I must commend the ambulance attendants. They were there in a heartbeat, (no pun intended.) There were three of them, one strapping sensors to me, another pounding my chest, and the third seemed to be overseeing the whole operation while fidgeting with the equipment. It was quite impressive! This being a profession I had not given much thought to, I found to my amazement that I felt totally at ease in their care.
It was not long after the beating that the crew sat back and looked at my motionless body.
“We lost him,” the one with the big hands who had been tormenting me told dispatch.
Immediately I was transported to the ambulance. Of course I did not expect gingerly treatment at that stage although I could not help but surmise that there must be something in between a carefully executed lift, and a full-on body toss.
We raced quickly down my street passed the Nickerson’s house, where that lovely looking woman who was crowned Miss Colorado in 1948 lives, and the Omak house whose boys made it a point to pick the best apples off my trees and pummel passing cars with them.

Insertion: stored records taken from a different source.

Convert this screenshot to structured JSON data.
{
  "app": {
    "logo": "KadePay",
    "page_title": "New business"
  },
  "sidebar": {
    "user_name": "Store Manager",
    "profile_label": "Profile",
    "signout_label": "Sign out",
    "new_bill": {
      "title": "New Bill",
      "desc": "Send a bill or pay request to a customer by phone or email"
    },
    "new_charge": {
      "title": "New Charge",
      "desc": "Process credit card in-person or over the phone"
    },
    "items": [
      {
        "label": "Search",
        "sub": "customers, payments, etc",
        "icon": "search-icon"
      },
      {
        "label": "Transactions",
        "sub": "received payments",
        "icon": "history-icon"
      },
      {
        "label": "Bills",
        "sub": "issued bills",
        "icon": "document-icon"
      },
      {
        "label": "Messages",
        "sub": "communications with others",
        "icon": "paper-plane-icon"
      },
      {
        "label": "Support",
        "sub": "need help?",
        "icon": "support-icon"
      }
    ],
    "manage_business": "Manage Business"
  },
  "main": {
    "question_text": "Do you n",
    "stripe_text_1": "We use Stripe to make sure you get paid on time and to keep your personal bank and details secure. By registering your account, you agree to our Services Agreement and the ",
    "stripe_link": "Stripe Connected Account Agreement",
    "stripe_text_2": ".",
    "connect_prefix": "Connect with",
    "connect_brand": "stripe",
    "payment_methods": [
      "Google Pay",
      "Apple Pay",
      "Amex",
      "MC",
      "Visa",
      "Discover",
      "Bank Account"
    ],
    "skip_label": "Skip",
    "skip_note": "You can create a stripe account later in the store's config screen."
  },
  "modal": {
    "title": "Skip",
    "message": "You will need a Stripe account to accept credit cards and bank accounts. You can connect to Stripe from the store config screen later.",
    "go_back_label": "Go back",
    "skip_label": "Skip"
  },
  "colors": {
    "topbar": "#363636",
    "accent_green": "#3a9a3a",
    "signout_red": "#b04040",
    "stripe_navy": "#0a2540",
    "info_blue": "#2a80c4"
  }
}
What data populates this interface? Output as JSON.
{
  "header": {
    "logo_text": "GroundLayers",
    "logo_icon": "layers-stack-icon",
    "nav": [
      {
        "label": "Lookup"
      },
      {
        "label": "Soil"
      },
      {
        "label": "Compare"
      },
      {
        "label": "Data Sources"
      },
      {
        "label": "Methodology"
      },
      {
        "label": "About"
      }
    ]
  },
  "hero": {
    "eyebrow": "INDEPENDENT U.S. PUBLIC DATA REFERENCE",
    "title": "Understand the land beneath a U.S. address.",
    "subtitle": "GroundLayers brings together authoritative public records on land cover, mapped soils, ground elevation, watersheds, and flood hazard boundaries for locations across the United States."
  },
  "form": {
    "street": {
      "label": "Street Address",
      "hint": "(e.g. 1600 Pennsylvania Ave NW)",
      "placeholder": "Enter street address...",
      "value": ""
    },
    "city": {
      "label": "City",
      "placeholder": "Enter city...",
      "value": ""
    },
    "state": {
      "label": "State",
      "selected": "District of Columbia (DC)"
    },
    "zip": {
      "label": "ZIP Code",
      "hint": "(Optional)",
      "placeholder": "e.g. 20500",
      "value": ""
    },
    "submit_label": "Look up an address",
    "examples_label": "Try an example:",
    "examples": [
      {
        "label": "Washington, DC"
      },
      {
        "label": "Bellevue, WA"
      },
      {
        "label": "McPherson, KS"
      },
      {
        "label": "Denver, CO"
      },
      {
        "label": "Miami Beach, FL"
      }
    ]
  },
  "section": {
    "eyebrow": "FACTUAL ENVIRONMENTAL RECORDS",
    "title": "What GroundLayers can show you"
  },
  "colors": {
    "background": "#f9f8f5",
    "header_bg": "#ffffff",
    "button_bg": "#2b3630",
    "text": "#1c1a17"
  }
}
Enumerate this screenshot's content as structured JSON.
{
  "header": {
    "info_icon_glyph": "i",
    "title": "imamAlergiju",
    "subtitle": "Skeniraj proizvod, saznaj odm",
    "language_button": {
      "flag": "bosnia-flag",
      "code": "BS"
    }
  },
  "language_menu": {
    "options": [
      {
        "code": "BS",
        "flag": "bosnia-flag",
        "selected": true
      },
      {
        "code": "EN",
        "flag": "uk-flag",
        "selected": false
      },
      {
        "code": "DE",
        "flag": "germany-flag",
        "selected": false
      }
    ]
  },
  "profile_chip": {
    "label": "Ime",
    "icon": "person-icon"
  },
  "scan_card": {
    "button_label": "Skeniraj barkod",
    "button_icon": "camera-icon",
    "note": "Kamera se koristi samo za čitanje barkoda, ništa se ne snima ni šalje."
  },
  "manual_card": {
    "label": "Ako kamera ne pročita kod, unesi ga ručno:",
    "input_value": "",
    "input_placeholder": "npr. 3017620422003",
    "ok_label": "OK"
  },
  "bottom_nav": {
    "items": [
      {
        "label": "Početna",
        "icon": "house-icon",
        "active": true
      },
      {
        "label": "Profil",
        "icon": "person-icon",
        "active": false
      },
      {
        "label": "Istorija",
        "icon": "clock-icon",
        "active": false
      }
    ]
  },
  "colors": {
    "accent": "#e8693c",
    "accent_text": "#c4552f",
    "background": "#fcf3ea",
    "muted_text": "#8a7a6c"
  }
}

It was late when we arrived at the hospital. They unloaded me quickly and transported my body to a holding area of sorts. When the gurney pulled to a stop, a couple of attendants lifted the sheet, exposing my pale lifeless body, red chest, and the remains of my torn pajamas. I realized that I was soon to be a toe-tagged John Doe in long johns.
For a brief moment, I panicked. It could easily be a few days before the kids were contacted. My God, a week could pass before they might think to check in on their old man. Besides, Carol was angry when she dropped me off. How long before I called to apologize the last time we had words? It was over a week! I will have freezer burn! Then there is my son, Stephen. As much as I love my firstborn he beats to his own drum. I never know what the hell he is doing…some sort of alternative healing work. I paid for college and three years of medical school only to have him drop out so that he can follow energy. Obviously the phone is negative energy because he never returns my calls.
What if my wife Betty is waiting in a celestial bridal suite to resume our marriage? Anxious for my arrival, hopeful it will be soon. She is probably up there right now fluffing cloud pillows. Good Lord, what will I say to her? After all my devilishly promiscuous earthly romps with Elaine…how could I possibly think about rekindling a heavenly love with Betty?
The realization hit me. I am a dead man. A dead man with a woman in each sphere, apparently drifting somewhere on the outskirts of limbo…a sig-alert on the periphery of science and conscience.